Exercise goal: Which lines in the records below contain the word "Slide"? Copy each one.

Material to process:
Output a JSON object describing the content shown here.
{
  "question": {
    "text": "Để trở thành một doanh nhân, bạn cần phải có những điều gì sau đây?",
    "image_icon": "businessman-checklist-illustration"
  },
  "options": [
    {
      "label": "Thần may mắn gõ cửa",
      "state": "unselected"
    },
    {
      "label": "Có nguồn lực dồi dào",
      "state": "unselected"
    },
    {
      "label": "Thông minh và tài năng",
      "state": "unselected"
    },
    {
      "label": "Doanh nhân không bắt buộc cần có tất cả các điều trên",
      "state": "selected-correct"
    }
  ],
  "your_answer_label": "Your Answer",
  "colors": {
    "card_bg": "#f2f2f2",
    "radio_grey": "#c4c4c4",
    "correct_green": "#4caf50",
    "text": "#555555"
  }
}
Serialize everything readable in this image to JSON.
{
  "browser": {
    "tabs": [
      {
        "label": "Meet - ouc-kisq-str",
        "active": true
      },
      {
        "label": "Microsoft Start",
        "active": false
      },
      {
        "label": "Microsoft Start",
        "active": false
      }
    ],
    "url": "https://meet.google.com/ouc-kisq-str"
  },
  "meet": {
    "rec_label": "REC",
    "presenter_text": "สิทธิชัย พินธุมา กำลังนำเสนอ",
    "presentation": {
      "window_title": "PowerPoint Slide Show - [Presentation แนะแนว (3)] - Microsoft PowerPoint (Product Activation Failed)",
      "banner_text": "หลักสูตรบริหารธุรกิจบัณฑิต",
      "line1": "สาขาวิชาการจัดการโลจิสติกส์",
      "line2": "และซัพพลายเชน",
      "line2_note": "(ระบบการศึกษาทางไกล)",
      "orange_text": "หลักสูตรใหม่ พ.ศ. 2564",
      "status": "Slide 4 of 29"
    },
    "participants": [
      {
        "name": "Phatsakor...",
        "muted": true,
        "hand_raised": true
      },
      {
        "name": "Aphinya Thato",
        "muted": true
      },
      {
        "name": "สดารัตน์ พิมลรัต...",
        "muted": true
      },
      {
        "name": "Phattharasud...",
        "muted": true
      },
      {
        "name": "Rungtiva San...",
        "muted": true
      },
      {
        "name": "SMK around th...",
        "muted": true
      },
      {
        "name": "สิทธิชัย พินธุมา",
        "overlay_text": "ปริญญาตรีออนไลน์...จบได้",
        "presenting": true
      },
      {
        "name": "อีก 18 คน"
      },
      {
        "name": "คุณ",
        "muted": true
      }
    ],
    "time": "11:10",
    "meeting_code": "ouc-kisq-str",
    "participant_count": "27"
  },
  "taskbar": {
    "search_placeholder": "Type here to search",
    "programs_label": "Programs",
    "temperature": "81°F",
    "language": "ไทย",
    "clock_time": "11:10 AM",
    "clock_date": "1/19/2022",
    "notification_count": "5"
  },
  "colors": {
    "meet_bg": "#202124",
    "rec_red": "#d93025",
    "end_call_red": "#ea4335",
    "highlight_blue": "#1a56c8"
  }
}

Solution for this exercise:
      "window_title": "PowerPoint Slide Show - [Presentation แนะแนว (3)] - Microsoft PowerPoint (Product Activation Failed)",
      "status": "Slide 4 of 29"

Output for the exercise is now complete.